Crustal-scale extensional denudation and exhumation of crustal roots in mountain belts have a complex evolution, as can be documented for the Engebøfjellet Eclogite of the Western Gneiss Region, Norway. This eclogite is situated in a large antiform below the major extensional Nordfjord– Sogn Detachment, with an unroofing history attesting to six events; (Phases D1–2) complete HP eclogitisation of a gabbroic complex during vertical shortening and horizontal E–W stretching. (D3–4) Retrogression along amphibolite- and greenschist-facies structures signifying highly ductile top-W shear. (D5–6) Following folding, earlier structures were cut during top-W shear on the Nordfjord–Sogn Detachment, prior to renewed regional E–W folding. The P–T path points to rapid near-isothermal decompression from c. 17 to 7 kbar (D1 to D4 ), followed by a period of cooling from 525°C to ?300°C (brittle conditions; D5 and D6 ) during a pressure decrease of 3–4 kbar. During extension, exhumation of the crust within a growing major antiform parallel to tectonic transport was caused by either (i) repeated locking and unlocking of extensional detachment(s) that alternated with folding from transpression-transtension events on the major Møre–Trøndelag Fault Complex, or (ii) progressive folding interacting with extensional shear zones along crustal boundary layers.
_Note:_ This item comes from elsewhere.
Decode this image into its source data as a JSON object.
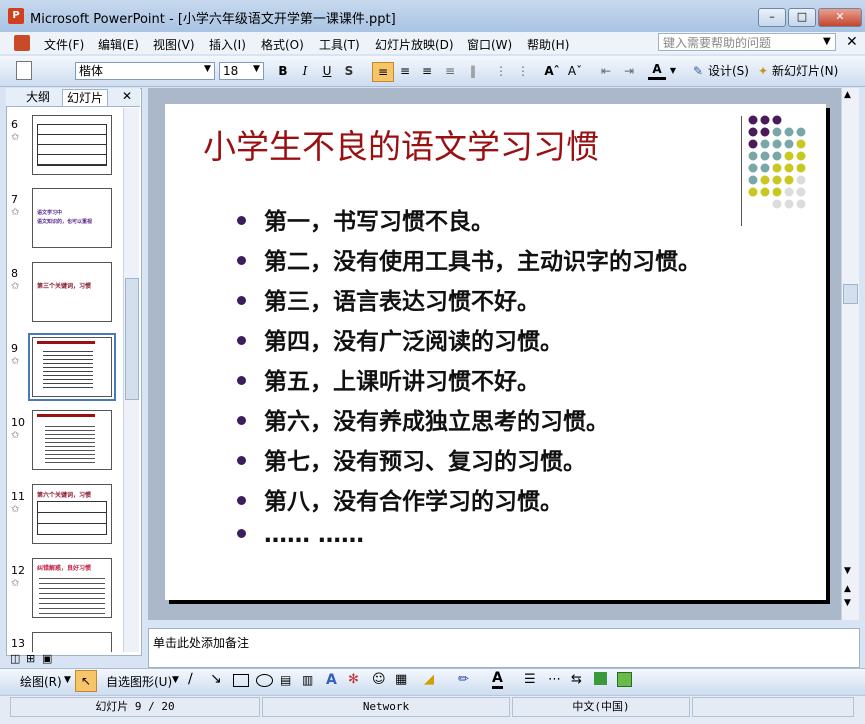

Alvar Braathen, University Centre in Svalbard, Box 156, N–9171 Longyearbyen, Norway. Department of Geosciences, University of Oslo, P.O.Box 1047 Blindern N–0316, Oslo , Norway. Muriel Erambert, Department of Geosciences, University of Oslo, P.O.Box 1047 Blindern N–0316, Oslo , Norway.